Now, when I googled Generation Z and what they prefer in a leader I found that they generally value 5 things. These are as follows:

  • Inclusivity
  • Curiosity
  • Self-Motivated
  • Generosity
  • Perseverance

Furthermore, newer generations want to be able to forge a relationship with their manager so that it lasts a lifetime. Read Forbes’s The Top 5 traits Gen Z look for in Leaders

With baby boomers reaching retirement age, Generation Y already in the workforce (1981-1999), and Generation Z just starting their working life, it is vital that managers are educated on the importance of the different styles so they can adapt to the needs of the up-and-coming generations to maximise their full potential.  

What I Think Makes a Good Manager

Having been in leadership positions at university in addition to my placement in the engineering workplace, I have been exposed to a range of different leadership styles. By listening to employee feedback, I was able to observe which styles were more effective, and which were favoured by the team members. 

Discussing this with Bruno has been the most enlightening experience for me as I was able to hone my skills and start thinking about the ways in which I can develop into leadership, and what I can do to help others develop their styles too. 

An important point Bruno made – a leader must also be vulnerable.
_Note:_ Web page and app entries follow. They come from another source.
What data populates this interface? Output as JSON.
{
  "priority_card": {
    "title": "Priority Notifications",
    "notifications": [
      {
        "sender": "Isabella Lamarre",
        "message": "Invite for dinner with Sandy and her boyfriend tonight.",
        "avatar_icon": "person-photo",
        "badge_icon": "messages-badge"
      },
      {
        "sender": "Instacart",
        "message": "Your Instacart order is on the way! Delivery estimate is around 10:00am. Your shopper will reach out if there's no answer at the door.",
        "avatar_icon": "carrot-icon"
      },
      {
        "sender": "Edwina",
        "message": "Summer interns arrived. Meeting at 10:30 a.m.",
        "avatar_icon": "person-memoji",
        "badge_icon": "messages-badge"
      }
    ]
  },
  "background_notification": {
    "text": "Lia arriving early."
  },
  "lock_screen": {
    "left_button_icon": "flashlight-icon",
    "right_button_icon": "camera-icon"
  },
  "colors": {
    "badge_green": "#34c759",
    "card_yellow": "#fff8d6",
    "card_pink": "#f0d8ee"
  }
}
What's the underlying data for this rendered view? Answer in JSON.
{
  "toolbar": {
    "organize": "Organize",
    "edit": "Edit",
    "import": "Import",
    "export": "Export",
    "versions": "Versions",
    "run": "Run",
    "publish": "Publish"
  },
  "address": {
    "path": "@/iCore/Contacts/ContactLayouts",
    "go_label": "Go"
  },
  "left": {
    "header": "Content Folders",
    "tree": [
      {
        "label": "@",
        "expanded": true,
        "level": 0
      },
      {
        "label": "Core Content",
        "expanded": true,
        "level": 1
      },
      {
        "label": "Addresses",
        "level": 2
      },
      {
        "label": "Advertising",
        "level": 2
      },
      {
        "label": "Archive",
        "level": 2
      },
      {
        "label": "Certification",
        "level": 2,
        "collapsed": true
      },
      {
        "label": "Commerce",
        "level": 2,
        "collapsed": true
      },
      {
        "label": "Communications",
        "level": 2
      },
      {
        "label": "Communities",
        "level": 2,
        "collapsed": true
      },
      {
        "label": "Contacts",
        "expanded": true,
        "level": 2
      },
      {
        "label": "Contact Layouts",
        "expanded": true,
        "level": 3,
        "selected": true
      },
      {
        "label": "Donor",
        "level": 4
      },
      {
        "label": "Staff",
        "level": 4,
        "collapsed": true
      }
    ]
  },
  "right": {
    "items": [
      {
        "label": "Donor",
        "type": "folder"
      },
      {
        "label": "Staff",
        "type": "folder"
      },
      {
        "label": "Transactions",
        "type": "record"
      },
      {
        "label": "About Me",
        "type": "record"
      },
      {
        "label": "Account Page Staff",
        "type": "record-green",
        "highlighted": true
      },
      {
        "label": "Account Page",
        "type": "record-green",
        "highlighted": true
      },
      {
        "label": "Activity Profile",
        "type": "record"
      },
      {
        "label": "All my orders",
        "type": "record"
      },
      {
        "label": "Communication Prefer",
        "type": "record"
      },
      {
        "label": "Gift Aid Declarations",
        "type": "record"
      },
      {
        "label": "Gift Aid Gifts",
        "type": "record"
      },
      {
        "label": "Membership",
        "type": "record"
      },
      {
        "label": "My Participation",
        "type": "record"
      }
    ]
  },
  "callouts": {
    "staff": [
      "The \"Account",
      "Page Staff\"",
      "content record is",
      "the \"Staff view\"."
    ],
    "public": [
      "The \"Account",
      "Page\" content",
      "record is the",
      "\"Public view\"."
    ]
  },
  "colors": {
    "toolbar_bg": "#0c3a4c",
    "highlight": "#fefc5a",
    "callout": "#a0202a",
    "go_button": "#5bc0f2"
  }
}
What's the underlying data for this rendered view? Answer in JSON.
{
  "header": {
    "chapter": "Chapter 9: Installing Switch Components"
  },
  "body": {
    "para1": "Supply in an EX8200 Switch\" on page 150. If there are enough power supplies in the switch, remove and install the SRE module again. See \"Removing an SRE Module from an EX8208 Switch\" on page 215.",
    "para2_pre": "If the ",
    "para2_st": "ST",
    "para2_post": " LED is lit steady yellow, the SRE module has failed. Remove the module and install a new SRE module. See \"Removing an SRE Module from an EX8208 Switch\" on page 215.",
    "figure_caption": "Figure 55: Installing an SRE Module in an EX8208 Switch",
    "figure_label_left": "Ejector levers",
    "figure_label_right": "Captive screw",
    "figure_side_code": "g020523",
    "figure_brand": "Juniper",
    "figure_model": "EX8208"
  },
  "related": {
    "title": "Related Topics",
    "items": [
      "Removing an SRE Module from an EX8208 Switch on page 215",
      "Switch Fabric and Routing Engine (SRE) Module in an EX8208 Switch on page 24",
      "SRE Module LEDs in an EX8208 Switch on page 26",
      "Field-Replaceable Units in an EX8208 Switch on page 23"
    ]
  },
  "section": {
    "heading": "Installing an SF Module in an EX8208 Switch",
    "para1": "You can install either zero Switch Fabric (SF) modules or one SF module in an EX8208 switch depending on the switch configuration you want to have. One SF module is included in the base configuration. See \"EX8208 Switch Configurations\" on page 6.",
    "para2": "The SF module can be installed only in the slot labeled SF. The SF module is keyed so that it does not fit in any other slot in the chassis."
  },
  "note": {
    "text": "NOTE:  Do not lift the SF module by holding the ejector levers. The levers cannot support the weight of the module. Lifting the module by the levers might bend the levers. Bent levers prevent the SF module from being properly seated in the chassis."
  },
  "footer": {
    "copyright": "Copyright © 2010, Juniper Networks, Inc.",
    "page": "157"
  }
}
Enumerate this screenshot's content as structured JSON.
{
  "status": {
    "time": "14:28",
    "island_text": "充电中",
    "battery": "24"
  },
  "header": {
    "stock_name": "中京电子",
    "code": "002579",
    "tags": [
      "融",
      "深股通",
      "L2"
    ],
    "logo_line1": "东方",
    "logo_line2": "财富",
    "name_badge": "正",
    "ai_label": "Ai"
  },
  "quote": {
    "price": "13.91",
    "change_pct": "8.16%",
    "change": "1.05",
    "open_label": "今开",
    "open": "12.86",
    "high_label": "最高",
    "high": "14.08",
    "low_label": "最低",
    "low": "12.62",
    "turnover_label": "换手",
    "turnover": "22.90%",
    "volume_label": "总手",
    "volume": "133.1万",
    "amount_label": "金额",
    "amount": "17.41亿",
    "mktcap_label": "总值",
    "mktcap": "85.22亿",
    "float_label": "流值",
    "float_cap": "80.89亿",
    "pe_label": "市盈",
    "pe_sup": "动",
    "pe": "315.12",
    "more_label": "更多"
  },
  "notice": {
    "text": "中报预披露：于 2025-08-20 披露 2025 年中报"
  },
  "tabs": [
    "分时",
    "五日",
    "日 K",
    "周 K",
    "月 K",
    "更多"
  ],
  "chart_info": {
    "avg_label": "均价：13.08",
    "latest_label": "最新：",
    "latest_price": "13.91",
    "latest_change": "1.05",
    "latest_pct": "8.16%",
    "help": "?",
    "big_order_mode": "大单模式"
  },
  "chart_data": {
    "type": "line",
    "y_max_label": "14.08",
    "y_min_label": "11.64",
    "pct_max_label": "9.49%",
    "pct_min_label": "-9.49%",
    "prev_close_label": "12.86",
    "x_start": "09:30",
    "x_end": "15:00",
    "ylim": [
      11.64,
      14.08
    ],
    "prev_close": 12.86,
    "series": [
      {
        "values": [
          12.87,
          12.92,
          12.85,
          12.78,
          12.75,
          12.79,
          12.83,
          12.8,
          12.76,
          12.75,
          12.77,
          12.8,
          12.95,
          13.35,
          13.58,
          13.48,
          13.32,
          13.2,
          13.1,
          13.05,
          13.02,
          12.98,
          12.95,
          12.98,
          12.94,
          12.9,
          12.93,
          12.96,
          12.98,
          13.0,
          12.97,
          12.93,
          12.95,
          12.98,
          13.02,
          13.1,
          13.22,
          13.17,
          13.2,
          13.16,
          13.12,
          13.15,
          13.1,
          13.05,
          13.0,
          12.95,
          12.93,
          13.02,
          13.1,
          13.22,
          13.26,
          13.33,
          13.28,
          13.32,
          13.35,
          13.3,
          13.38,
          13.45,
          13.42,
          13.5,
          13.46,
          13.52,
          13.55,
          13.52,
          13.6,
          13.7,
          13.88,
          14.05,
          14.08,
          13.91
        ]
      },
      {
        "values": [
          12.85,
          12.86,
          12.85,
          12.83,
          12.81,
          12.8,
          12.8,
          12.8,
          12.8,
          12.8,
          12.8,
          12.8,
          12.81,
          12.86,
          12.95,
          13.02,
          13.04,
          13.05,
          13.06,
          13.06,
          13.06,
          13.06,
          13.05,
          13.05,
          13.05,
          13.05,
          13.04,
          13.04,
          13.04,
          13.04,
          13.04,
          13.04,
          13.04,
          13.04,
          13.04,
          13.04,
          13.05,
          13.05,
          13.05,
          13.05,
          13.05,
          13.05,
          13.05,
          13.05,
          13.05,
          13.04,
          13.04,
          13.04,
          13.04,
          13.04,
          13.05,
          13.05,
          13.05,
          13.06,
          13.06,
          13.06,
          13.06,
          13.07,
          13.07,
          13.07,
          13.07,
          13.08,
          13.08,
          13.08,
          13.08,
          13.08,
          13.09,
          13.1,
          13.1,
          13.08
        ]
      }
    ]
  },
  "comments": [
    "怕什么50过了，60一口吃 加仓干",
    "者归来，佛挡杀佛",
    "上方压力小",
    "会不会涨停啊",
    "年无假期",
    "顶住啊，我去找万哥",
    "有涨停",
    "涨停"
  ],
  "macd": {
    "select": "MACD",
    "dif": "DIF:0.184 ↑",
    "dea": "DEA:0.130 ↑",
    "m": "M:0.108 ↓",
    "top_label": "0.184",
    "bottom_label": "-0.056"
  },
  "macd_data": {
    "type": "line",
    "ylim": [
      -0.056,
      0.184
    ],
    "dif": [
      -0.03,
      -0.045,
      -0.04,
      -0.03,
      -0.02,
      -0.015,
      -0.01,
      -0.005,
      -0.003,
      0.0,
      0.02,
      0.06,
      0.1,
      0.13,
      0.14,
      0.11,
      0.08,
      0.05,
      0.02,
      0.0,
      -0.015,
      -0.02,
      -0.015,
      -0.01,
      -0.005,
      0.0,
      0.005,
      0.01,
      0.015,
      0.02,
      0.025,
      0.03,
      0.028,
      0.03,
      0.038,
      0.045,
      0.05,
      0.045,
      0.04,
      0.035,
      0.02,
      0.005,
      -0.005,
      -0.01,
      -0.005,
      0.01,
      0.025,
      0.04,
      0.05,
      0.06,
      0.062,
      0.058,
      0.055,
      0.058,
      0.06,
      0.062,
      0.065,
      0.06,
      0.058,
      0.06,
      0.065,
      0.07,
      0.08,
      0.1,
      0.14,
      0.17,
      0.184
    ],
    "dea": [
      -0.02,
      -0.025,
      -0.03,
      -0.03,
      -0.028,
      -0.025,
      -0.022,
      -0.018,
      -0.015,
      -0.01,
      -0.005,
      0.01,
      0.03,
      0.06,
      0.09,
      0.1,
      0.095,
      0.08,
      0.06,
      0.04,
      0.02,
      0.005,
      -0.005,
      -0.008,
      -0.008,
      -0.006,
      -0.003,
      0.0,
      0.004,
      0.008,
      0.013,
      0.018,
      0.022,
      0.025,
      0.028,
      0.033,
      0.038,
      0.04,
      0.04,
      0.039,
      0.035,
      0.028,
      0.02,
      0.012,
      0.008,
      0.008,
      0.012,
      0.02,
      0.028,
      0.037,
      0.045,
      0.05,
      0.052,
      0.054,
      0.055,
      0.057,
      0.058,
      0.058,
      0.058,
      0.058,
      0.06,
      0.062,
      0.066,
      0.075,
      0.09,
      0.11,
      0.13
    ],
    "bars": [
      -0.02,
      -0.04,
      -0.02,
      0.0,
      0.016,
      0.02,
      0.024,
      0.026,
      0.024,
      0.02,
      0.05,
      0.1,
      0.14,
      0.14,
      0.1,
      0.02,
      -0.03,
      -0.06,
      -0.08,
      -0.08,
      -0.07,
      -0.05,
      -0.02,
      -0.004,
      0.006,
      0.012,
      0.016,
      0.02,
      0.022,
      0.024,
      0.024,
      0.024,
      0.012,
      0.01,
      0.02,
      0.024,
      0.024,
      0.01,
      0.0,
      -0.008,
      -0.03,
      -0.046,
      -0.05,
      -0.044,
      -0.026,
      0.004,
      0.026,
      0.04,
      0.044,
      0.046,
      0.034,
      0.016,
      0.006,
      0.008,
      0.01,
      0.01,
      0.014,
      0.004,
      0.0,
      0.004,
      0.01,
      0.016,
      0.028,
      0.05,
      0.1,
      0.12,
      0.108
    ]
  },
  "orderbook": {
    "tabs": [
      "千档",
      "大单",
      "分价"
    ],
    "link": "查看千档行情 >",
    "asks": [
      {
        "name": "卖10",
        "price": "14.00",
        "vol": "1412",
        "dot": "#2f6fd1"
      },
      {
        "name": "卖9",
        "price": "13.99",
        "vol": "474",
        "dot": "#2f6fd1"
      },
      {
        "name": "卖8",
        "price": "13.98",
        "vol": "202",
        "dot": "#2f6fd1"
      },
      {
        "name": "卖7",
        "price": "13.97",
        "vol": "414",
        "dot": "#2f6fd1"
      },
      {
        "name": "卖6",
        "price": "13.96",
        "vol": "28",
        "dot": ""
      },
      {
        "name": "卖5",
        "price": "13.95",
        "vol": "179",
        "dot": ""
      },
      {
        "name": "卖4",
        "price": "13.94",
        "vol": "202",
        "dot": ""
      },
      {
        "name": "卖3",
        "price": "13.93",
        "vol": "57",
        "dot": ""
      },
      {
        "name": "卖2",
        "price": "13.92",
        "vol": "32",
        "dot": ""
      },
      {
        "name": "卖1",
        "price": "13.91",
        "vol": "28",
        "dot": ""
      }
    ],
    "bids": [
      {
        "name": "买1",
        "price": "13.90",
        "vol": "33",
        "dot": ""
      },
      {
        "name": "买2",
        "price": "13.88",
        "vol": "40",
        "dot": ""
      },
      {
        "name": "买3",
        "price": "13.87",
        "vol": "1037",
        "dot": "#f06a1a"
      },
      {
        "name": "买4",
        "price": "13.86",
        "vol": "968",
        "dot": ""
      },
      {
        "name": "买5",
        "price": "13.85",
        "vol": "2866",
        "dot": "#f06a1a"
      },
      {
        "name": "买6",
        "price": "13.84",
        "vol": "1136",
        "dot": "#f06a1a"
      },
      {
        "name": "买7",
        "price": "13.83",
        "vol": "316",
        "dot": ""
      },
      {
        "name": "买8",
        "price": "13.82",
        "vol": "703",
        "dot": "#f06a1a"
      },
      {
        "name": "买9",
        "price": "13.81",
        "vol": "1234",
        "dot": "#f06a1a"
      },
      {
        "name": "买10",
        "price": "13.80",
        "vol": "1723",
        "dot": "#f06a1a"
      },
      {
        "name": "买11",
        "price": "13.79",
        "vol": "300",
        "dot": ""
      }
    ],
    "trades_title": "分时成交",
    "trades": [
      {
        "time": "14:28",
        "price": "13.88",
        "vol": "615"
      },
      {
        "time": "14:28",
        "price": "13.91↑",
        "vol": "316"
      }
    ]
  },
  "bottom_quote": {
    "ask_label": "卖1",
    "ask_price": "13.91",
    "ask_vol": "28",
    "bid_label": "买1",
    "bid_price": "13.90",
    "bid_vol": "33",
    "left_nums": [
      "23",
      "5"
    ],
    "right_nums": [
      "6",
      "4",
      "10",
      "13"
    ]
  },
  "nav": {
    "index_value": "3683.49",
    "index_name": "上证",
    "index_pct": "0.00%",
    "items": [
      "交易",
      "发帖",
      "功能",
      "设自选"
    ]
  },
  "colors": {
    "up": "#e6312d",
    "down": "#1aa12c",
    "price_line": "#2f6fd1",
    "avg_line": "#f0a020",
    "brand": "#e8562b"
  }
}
Leaders are not superheroes; they make mistakes just like everyone else. This is also discussed by Brené Brown during her Ted Talk: The Power of Vulnerability.

I found it so refreshing to hear this talk as it was describing how a manager should behave in times of mistakes. From my experience so far in the workplace, the managers who own up to their mistakes are more popular among colleagues and tend to get the best out of their team.

Bruno is an excellent example of a leader who utilises all five styles, and with his employee satisfaction, contributions to the company, and willingness to learn and grow he has proved to be an excellent role model. Perhaps utilising these styles in unequal proportions, with more focus on the participative and transformational approaches would be favourable for our generation. 

The key information I’ve learnt is to make mistakes. Naturally as a student engineer I have made plenty of them, but now I am confident that the more I make the closer I will be to becoming a good leader. With the knowledge of the five leadership styles and inspiration from my role models, I have a much broader understanding of the older generations within our workforce, and hope to utilise this to bridge the gap with team members wherever my career takes me.